● **Work instructions**
Each line of the data should be given again exactly.
==========
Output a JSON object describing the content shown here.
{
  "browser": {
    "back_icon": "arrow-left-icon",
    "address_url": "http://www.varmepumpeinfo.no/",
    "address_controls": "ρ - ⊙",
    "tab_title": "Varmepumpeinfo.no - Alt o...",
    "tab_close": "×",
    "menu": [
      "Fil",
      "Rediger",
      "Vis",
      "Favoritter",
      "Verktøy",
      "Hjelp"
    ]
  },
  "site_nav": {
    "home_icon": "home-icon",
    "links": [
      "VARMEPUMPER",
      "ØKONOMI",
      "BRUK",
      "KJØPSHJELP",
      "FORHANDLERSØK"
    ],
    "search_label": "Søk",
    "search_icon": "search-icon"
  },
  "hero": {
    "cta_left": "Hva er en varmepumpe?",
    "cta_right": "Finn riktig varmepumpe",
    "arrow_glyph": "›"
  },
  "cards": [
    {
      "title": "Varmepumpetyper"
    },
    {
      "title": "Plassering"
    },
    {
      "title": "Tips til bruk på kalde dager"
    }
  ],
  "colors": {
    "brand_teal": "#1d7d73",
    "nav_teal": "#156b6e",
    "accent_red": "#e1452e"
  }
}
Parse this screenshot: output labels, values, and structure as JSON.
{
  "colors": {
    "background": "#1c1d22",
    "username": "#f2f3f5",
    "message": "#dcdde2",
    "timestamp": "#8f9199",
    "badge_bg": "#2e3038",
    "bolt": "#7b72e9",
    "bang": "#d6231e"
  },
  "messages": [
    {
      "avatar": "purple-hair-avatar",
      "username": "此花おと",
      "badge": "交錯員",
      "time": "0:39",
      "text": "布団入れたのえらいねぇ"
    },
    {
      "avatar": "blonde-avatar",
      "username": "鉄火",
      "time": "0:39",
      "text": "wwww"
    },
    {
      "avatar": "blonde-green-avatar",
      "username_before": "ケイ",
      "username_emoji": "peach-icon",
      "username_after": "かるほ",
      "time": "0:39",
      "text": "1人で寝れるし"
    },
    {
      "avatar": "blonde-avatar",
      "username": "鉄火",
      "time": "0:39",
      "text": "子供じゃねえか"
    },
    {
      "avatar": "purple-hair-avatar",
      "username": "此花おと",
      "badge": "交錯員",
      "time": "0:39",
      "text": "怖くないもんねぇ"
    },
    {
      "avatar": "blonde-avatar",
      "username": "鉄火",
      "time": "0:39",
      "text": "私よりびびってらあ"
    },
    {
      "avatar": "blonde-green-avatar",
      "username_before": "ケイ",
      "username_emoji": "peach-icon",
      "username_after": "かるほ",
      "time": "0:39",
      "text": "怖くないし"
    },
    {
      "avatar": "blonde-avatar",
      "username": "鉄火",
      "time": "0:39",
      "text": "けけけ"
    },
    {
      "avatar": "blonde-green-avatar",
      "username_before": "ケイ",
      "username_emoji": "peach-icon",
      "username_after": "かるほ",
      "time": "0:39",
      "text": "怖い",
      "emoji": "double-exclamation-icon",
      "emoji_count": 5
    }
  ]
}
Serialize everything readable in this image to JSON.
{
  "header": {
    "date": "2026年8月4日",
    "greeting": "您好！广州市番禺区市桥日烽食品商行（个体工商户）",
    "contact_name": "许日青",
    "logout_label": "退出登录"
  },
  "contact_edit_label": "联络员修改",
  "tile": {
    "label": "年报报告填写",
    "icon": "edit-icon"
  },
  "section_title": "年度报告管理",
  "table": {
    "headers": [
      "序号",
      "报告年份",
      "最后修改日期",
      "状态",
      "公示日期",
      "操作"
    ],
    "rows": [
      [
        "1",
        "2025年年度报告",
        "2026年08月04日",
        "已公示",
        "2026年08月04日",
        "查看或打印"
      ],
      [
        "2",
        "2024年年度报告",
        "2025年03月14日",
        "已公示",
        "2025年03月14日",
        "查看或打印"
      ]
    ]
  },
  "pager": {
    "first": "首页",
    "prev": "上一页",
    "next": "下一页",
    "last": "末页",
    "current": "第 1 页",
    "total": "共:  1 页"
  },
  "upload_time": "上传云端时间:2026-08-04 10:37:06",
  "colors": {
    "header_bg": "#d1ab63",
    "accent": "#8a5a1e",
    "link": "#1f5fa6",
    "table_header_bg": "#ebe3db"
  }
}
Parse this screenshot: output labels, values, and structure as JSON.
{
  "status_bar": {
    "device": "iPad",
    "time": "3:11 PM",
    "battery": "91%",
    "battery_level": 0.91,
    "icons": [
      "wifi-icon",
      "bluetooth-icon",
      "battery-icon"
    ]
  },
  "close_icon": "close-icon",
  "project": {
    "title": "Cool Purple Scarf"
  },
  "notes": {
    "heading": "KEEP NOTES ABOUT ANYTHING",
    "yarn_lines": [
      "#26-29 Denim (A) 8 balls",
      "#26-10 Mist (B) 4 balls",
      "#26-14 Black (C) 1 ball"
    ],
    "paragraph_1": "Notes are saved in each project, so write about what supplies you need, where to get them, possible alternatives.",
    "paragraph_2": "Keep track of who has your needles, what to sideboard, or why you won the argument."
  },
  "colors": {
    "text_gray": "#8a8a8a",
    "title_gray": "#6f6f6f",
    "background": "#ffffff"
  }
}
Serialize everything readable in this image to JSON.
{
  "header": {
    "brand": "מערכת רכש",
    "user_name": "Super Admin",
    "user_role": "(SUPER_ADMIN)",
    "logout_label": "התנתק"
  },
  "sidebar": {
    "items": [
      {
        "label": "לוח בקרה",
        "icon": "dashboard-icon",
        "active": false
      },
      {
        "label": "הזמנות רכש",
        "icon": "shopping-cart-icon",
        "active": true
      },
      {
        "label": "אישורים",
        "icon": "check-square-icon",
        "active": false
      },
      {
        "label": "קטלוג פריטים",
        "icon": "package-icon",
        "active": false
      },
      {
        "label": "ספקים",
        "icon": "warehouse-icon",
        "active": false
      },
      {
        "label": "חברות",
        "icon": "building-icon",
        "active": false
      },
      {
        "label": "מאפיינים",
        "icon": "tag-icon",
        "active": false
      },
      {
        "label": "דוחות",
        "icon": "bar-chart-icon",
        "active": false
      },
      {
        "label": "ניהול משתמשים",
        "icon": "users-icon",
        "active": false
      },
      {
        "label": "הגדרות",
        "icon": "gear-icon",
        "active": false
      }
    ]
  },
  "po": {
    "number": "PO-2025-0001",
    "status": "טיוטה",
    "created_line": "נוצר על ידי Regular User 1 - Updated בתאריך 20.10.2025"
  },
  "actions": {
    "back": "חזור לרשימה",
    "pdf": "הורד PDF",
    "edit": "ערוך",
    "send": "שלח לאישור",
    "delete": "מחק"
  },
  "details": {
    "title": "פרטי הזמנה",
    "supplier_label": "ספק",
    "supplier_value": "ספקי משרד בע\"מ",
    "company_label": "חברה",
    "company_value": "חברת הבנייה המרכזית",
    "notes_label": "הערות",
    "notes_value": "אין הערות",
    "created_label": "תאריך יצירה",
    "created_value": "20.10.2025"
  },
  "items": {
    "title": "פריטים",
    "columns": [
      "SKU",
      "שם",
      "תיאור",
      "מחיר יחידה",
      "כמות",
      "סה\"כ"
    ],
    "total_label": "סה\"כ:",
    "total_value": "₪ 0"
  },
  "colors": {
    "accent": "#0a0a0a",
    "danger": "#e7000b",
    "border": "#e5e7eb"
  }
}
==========
● **Answer to this exercise**
Output a JSON object describing the content shown here.
{
  "browser": {
    "back_icon": "arrow-left-icon",
    "address_url": "http://www.varmepumpeinfo.no/",
    "address_controls": "ρ - ⊙",
    "tab_title": "Varmepumpeinfo.no - Alt o...",
    "tab_close": "×",
    "menu": [
      "Fil",
      "Rediger",
      "Vis",
      "Favoritter",
      "Verktøy",
      "Hjelp"
    ]
  },
  "site_nav": {
    "home_icon": "home-icon",
    "links": [
      "VARMEPUMPER",
      "ØKONOMI",
      "BRUK",
      "KJØPSHJELP",
      "FORHANDLERSØK"
    ],
    "search_label": "Søk",
    "search_icon": "search-icon"
  },
  "hero": {
    "cta_left": "Hva er en varmepumpe?",
    "cta_right": "Finn riktig varmepumpe",
    "arrow_glyph": "›"
  },
  "cards": [
    {
      "title": "Varmepumpetyper"
    },
    {
      "title": "Plassering"
    },
    {
      "title": "Tips til bruk på kalde dager"
    }
  ],
  "colors": {
    "brand_teal": "#1d7d73",
    "nav_teal": "#156b6e",
    "accent_red": "#e1452e"
  }
}
Parse this screenshot: output labels, values, and structure as JSON.
{
  "colors": {
    "background": "#1c1d22",
    "username": "#f2f3f5",
    "message": "#dcdde2",
    "timestamp": "#8f9199",
    "badge_bg": "#2e3038",
    "bolt": "#7b72e9",
    "bang": "#d6231e"
  },
  "messages": [
    {
      "avatar": "purple-hair-avatar",
      "username": "此花おと",
      "badge": "交錯員",
      "time": "0:39",
      "text": "布団入れたのえらいねぇ"
    },
    {
      "avatar": "blonde-avatar",
      "username": "鉄火",
      "time": "0:39",
      "text": "wwww"
    },
    {
      "avatar": "blonde-green-avatar",
      "username_before": "ケイ",
      "username_emoji": "peach-icon",
      "username_after": "かるほ",
      "time": "0:39",
      "text": "1人で寝れるし"
    },
    {
      "avatar": "blonde-avatar",
      "username": "鉄火",
      "time": "0:39",
      "text": "子供じゃねえか"
    },
    {
      "avatar": "purple-hair-avatar",
      "username": "此花おと",
      "badge": "交錯員",
      "time": "0:39",
      "text": "怖くないもんねぇ"
    },
    {
      "avatar": "blonde-avatar",
      "username": "鉄火",
      "time": "0:39",
      "text": "私よりびびってらあ"
    },
    {
      "avatar": "blonde-green-avatar",
      "username_before": "ケイ",
      "username_emoji": "peach-icon",
      "username_after": "かるほ",
      "time": "0:39",
      "text": "怖くないし"
    },
    {
      "avatar": "blonde-avatar",
      "username": "鉄火",
      "time": "0:39",
      "text": "けけけ"
    },
    {
      "avatar": "blonde-green-avatar",
      "username_before": "ケイ",
      "username_emoji": "peach-icon",
      "username_after": "かるほ",
      "time": "0:39",
      "text": "怖い",
      "emoji": "double-exclamation-icon",
      "emoji_count": 5
    }
  ]
}
Serialize everything readable in this image to JSON.
{
  "header": {
    "date": "2026年8月4日",
    "greeting": "您好！广州市番禺区市桥日烽食品商行（个体工商户）",
    "contact_name": "许日青",
    "logout_label": "退出登录"
  },
  "contact_edit_label": "联络员修改",
  "tile": {
    "label": "年报报告填写",
    "icon": "edit-icon"
  },
  "section_title": "年度报告管理",
  "table": {
    "headers": [
      "序号",
      "报告年份",
      "最后修改日期",
      "状态",
      "公示日期",
      "操作"
    ],
    "rows": [
      [
        "1",
        "2025年年度报告",
        "2026年08月04日",
        "已公示",
        "2026年08月04日",
        "查看或打印"
      ],
      [
        "2",
        "2024年年度报告",
        "2025年03月14日",
        "已公示",
        "2025年03月14日",
        "查看或打印"
      ]
    ]
  },
  "pager": {
    "first": "首页",
    "prev": "上一页",
    "next": "下一页",
    "last": "末页",
    "current": "第 1 页",
    "total": "共:  1 页"
  },
  "upload_time": "上传云端时间:2026-08-04 10:37:06",
  "colors": {
    "header_bg": "#d1ab63",
    "accent": "#8a5a1e",
    "link": "#1f5fa6",
    "table_header_bg": "#ebe3db"
  }
}
Parse this screenshot: output labels, values, and structure as JSON.
{
  "status_bar": {
    "device": "iPad",
    "time": "3:11 PM",
    "battery": "91%",
    "battery_level": 0.91,
    "icons": [
      "wifi-icon",
      "bluetooth-icon",
      "battery-icon"
    ]
  },
  "close_icon": "close-icon",
  "project": {
    "title": "Cool Purple Scarf"
  },
  "notes": {
    "heading": "KEEP NOTES ABOUT ANYTHING",
    "yarn_lines": [
      "#26-29 Denim (A) 8 balls",
      "#26-10 Mist (B) 4 balls",
      "#26-14 Black (C) 1 ball"
    ],
    "paragraph_1": "Notes are saved in each project, so write about what supplies you need, where to get them, possible alternatives.",
    "paragraph_2": "Keep track of who has your needles, what to sideboard, or why you won the argument."
  },
  "colors": {
    "text_gray": "#8a8a8a",
    "title_gray": "#6f6f6f",
    "background": "#ffffff"
  }
}
Serialize everything readable in this image to JSON.
{
  "header": {
    "brand": "מערכת רכש",
    "user_name": "Super Admin",
    "user_role": "(SUPER_ADMIN)",
    "logout_label": "התנתק"
  },
  "sidebar": {
    "items": [
      {
        "label": "לוח בקרה",
        "icon": "dashboard-icon",
        "active": false
      },
      {
        "label": "הזמנות רכש",
        "icon": "shopping-cart-icon",
        "active": true
      },
      {
        "label": "אישורים",
        "icon": "check-square-icon",
        "active": false
      },
      {
        "label": "קטלוג פריטים",
        "icon": "package-icon",
        "active": false
      },
      {
        "label": "ספקים",
        "icon": "warehouse-icon",
        "active": false
      },
      {
        "label": "חברות",
        "icon": "building-icon",
        "active": false
      },
      {
        "label": "מאפיינים",
        "icon": "tag-icon",
        "active": false
      },
      {
        "label": "דוחות",
        "icon": "bar-chart-icon",
        "active": false
      },
      {
        "label": "ניהול משתמשים",
        "icon": "users-icon",
        "active": false
      },
      {
        "label": "הגדרות",
        "icon": "gear-icon",
        "active": false
      }
    ]
  },
  "po": {
    "number": "PO-2025-0001",
    "status": "טיוטה",
    "created_line": "נוצר על ידי Regular User 1 - Updated בתאריך 20.10.2025"
  },
  "actions": {
    "back": "חזור לרשימה",
    "pdf": "הורד PDF",
    "edit": "ערוך",
    "send": "שלח לאישור",
    "delete": "מחק"
  },
  "details": {
    "title": "פרטי הזמנה",
    "supplier_label": "ספק",
    "supplier_value": "ספקי משרד בע\"מ",
    "company_label": "חברה",
    "company_value": "חברת הבנייה המרכזית",
    "notes_label": "הערות",
    "notes_value": "אין הערות",
    "created_label": "תאריך יצירה",
    "created_value": "20.10.2025"
  },
  "items": {
    "title": "פריטים",
    "columns": [
      "SKU",
      "שם",
      "תיאור",
      "מחיר יחידה",
      "כמות",
      "סה\"כ"
    ],
    "total_label": "סה\"כ:",
    "total_value": "₪ 0"
  },
  "colors": {
    "accent": "#0a0a0a",
    "danger": "#e7000b",
    "border": "#e5e7eb"
  }
}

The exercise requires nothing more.